“At its core, cannabis is a state issue, and that’s what I’ll continue to advocate for: commonsense federal policy that lets 50 states decide on 50 solutions that are best for their constituents,” he said.
Rep. Nancy Mace (R-SC), who filed a comprehensive marijuana legalization bill in the last Congress called the States Reform Act (SRA), said that “it appears the only place where cannabis reform is unpopular is in Washington, D.C.”
“It is time we give states the power to make decisions around cannabis without fear of federal consequences,” she said. “The provisions found in the SRA strike a balance between what voters are asking for and what regulatory framework exists for other industries. The ball is in our court as members of Congress to bring this legislation across the finish line.”
A third question in the new survey found that 52 percent of GOP voters are more likely to support Republican presidential candidates who back ending federal cannabis prohibition.

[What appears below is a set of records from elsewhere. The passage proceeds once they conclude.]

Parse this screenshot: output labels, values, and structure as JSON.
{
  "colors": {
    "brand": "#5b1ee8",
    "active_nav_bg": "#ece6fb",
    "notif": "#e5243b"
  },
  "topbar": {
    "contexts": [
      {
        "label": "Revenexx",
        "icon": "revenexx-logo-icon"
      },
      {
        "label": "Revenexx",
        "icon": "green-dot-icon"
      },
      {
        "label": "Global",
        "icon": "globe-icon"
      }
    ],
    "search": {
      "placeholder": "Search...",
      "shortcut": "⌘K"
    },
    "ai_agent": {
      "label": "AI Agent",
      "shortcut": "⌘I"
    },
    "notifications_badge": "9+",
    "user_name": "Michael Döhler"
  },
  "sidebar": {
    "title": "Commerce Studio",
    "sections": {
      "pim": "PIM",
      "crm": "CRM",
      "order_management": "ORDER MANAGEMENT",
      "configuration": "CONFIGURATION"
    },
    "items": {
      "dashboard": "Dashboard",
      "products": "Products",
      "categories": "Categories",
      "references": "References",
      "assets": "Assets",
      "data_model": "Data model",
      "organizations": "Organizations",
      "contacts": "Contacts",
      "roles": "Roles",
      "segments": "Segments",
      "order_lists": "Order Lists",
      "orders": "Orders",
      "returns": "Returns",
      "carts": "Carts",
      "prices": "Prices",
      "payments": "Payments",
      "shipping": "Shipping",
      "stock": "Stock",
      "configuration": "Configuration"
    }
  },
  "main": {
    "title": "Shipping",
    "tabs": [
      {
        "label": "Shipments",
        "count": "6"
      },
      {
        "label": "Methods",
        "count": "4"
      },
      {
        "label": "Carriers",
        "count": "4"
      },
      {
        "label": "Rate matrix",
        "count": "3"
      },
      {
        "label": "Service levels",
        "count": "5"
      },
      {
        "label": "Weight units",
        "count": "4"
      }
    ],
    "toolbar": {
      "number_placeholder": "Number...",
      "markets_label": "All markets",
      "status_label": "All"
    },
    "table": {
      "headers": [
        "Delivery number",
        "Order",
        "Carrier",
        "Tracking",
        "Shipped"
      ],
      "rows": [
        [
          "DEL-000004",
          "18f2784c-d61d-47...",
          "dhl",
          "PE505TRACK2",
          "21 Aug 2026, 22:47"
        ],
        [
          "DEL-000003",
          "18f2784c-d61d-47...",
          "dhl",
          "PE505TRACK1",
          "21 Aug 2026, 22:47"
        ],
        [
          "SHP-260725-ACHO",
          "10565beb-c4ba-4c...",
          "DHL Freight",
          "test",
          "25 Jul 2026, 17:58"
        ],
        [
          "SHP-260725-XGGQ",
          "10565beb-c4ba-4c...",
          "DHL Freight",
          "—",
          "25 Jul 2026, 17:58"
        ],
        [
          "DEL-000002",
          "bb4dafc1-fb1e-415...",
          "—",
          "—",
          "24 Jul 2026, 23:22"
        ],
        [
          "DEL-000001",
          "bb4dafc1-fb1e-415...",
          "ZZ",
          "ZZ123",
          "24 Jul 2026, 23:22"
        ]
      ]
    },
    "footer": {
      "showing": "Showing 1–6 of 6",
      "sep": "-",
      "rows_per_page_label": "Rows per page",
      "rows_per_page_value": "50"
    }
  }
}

At the same time, however, it also shows that marijuana ranks second to last in a list of issues that voters may consider when deciding whether to vote for a candidate.
The poll involved interviews with 600 likely 2024 Republican presidential primary and caucus voters over the age 21. It was conducted January 20-25, 2023 and has a margin of error for +/- 4 percentage points.
Polling has consistently shown that Americans broadly back marijuana reform in recent years.
That perspective was represented in a recent survey from Data for Progress that found a strong majority of American voters—including most Republicans, Democrats and independents—support legalizing marijuana at the federal level.
Just one in ten Americans say that marijuana should remain completely illegal, according to another poll from the Pew Research Center that was released in November.
Meanwhile, a Gallup poll released last year also found that seven in 10 Americans say that marijuana should be legalized—including majorities of all political parties and age demographics.